But I'd be equally surprised to see Tennessee score that many. In other words, their window of opportunity to claim victory here is narrow. They'll probably try to win with ball control, turnovers and intimidation and sneak out a 3-7 point victory or pray for a Cal meltdown that pushes that margin upward and onward. We don't know until the teams hit the field how the Cal players will react, how confident they'll perform and if they get psyched out of this game. If they aren't, they should all but assure themselves of victory. Their defense doesn't appear to be a pushover, and has All America candidates at defensive tackle and corner and one of the nation's finest sets of linebackers.
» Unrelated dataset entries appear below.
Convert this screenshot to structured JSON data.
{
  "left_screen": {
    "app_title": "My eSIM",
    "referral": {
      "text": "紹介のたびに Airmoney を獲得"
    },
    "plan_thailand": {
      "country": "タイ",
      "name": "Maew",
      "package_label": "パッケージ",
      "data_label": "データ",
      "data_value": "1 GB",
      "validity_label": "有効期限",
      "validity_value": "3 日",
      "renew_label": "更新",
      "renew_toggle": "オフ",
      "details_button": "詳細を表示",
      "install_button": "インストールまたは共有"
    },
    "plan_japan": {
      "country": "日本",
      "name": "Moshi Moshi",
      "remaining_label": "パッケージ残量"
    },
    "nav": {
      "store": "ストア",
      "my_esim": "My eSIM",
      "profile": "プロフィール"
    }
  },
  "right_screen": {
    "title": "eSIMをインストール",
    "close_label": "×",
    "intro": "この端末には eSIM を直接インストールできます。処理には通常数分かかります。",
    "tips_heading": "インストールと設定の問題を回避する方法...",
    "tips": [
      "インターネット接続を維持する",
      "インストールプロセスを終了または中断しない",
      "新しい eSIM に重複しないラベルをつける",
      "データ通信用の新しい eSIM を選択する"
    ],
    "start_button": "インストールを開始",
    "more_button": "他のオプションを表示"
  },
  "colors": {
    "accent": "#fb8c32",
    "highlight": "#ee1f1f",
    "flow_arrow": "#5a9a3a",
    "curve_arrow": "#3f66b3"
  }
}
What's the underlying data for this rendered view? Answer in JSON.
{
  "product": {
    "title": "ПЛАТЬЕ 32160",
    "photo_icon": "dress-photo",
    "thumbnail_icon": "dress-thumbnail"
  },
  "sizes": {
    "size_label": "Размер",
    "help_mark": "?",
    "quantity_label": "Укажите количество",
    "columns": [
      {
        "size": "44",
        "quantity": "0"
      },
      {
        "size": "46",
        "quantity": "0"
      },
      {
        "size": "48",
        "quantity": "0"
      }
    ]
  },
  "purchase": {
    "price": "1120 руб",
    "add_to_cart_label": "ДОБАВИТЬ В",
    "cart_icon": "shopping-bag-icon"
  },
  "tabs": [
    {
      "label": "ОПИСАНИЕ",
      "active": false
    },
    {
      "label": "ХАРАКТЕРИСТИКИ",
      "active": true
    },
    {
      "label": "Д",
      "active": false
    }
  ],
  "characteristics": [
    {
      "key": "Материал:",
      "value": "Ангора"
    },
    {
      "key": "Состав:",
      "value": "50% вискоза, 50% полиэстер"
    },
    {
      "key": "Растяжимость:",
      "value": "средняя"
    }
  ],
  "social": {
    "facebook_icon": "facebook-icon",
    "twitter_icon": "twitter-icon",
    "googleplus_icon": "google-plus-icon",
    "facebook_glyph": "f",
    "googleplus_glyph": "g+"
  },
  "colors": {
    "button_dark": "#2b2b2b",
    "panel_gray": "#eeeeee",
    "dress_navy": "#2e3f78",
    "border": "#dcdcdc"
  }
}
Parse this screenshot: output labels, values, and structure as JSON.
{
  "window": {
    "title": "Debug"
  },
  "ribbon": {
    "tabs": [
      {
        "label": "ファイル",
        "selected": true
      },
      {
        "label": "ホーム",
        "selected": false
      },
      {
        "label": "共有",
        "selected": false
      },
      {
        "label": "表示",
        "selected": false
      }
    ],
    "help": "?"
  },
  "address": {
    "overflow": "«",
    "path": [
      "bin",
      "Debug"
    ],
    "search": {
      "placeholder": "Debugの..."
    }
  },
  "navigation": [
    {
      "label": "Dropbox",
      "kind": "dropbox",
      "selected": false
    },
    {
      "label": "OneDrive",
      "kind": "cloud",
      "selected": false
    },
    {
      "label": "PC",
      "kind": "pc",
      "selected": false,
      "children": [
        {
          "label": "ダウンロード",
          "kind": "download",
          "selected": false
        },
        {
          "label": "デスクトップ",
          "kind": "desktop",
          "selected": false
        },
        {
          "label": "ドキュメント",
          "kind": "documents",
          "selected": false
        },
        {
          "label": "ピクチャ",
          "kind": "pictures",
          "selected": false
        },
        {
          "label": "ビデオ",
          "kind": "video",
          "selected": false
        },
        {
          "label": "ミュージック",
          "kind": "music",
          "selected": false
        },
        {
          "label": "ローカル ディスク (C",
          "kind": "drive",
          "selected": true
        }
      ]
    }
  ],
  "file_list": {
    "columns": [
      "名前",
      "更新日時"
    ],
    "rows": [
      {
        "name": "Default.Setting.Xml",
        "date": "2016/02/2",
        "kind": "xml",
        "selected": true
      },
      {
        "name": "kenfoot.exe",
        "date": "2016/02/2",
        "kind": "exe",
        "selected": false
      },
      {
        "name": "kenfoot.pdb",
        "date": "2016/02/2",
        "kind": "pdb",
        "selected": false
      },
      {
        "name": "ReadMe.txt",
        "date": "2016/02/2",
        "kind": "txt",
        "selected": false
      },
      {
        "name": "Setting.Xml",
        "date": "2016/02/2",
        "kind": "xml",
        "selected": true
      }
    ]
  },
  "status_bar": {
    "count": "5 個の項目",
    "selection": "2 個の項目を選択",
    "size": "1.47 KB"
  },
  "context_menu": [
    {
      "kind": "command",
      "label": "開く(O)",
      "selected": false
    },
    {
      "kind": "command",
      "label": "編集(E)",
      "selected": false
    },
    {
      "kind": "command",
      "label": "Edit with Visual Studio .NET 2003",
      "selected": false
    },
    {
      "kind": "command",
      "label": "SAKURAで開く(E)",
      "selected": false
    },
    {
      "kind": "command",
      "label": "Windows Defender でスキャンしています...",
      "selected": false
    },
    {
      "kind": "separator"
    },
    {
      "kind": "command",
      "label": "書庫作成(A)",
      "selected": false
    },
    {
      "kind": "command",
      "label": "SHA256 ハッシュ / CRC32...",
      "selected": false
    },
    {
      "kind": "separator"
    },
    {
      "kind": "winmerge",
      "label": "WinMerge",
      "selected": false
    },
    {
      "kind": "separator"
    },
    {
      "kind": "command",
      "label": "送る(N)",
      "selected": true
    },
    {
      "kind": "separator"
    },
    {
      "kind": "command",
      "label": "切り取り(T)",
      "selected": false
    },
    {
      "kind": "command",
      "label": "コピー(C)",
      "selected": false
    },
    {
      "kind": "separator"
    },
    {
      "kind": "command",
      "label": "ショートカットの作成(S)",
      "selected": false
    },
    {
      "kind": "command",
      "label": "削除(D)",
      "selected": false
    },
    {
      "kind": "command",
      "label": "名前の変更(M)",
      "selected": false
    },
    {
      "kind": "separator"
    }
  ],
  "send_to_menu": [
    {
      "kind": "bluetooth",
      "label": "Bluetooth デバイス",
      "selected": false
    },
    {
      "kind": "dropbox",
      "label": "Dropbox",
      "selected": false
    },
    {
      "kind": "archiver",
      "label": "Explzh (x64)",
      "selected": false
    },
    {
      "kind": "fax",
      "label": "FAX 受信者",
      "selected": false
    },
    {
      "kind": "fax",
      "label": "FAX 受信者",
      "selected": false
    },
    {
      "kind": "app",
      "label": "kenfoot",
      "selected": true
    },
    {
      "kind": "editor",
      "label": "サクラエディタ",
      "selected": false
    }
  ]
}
They'll make the Vols work on offense just as Tennessee's defense will challenge Cal.
However, Cal has an efficient offense with schematic balance and very good offensive talents in players like Lynch, like Forsett, like receivers DeSean Jackson and Robert Jordan and tight end Craig Stevens. It's a fine group whereas the opponent continues to sort out its offensive woes in real time.
If Cal's intimidated this game can and will go south on them, but otherwise I simply don't see a consistent offensive threat materializing from the Volunteers. Cal's not the stereotypical Pac-10 team that is all-pass, no toughness along the lines and no run game. They play physical, they do run the ball, they do have depth and speed along the defense and have assembled what looks like a top 10 team for 2006. That cannot be ignored.
In other words, this matchup looks more like the 2003 (USC 23 Auburn 0) Pac-10/SEC opening week battle than 2004's (LSU 22, Oregon State 21), in my eyes.